Other positive practices include bringing attention to sustainable fabrics or unique fabrics. Others include adopting more cyclical fashion practices, but offsetting the waste of them by using fabric scraps to make clothing or by sourcing deadstock. Some brands will also sell slightly faulty items at a discount, so as to incur less textile waste and make expensive, more eco-friendly clothing more accessible. Finally, brands may also opt to take a strategy similar to Patagonia, which promises free or lifelong product repairs.
Step 2: Choose a Slow Fashion Garment Manufacturer
To execute your ideas, you must pick a suitable manufacturer. Often people consider the country from which they want to choose a supplier. China is known for lower prices and a specialized industry; by sourcing domestically, you can contribute to your local economy. Italy is also a highly sought after location because it has long held roots with artisans who produce luxury quality products and who work with luxury brands on the cutting edge of fashion innovation.
In terms of sourcing fabrics, countries like China and India are known for being major producers and exporters of textiles and fabrics. For example, India is the world’s leader in producing cotton and China has six sub-industries for different textiles like wool, chemical fibers, and cotton. Smaller countries like Italy have their strengths as Italy is known for their innovative fabrics and trims like e-textiles. Directories like this one for Italian vendors can help guide you to trusted fabric and trim suppliers, saving you time.
Step 3: Develop Stand Out Branding
Exposure can be a challenge especially against large brands that have been around for decades. However, with the power of the internet and social media it is possible. Create your own fashion brand’s social media accounts to get discovered by consumers or reach out to sustainability micro influencers who can promote your line to their already established audience.
Even large bands have caught wind of customer’s demand for sustainability and ethical production. They have made many promises. However, while they have great marketing, they also are known to lack transparency.
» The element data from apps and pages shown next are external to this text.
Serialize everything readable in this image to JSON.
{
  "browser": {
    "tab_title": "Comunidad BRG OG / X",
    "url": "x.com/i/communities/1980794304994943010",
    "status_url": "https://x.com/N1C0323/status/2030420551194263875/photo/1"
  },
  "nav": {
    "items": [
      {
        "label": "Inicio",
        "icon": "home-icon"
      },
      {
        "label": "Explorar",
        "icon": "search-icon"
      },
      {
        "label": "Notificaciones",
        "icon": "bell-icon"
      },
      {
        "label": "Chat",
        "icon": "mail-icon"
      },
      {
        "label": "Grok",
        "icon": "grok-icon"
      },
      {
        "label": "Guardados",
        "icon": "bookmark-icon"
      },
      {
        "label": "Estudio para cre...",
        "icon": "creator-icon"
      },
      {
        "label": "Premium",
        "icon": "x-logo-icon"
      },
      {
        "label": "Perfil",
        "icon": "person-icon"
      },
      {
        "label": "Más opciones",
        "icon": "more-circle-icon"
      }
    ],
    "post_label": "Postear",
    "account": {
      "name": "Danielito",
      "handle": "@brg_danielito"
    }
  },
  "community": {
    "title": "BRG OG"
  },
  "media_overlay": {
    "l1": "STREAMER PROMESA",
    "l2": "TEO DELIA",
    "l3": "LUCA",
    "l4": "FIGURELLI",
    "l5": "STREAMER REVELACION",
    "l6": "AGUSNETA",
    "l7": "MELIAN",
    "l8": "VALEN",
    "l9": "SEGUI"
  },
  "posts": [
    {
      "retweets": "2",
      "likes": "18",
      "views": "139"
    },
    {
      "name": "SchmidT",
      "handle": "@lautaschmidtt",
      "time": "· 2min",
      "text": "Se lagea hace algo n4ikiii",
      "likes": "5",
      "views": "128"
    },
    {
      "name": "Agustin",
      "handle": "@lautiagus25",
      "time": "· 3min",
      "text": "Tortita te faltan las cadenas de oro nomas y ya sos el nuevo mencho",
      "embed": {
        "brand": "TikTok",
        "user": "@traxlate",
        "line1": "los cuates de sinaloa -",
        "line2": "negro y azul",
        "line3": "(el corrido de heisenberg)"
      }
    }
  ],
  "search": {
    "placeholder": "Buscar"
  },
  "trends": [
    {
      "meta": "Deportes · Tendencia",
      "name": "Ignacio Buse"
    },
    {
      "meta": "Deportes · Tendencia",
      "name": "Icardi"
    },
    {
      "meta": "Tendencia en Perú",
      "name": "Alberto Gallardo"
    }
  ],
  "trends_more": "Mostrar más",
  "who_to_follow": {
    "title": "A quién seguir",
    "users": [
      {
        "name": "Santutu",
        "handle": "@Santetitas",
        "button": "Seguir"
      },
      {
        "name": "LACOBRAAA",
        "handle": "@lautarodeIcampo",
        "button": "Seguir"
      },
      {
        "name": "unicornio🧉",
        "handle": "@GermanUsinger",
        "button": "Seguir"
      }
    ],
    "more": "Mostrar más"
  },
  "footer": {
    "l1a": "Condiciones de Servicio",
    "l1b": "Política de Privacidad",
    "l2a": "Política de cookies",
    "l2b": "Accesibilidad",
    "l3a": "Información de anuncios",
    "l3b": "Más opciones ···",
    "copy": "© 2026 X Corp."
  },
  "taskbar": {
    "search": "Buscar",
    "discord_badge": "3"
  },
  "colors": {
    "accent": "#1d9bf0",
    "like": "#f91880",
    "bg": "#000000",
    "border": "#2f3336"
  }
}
Greenwashing is still common – a practice when brands appear to care about the environment through their marketing yet take little to no genuine action. Therefore, it is crucial to prioritize transparency to build trust with your consumers and make promises that you know you can deliver on. A confident declaration to help on your website with vague plans to take action is not enough. Some companies show clothes being made in factories and others even post wages for workers. Applications like Orma help brands make their production process more transparent by showing customers how their products were made on an interactive platform.
Slow Fashion Was The Past and Will be the Future
Launching an ethical and sustainable business is a very commendable pursuit and hopefully will become the norm as our society dedicates itself more to these values. In the meantime, it is a difficult task to take on, so try not to expect your brand to be perfect just yet. For now, focus on taking practical and creative steps toward meeting the challenge of being an apparel brand dedicated to the values of slow fashion. Just this action alone is a big step in the right direction for the fashion industry.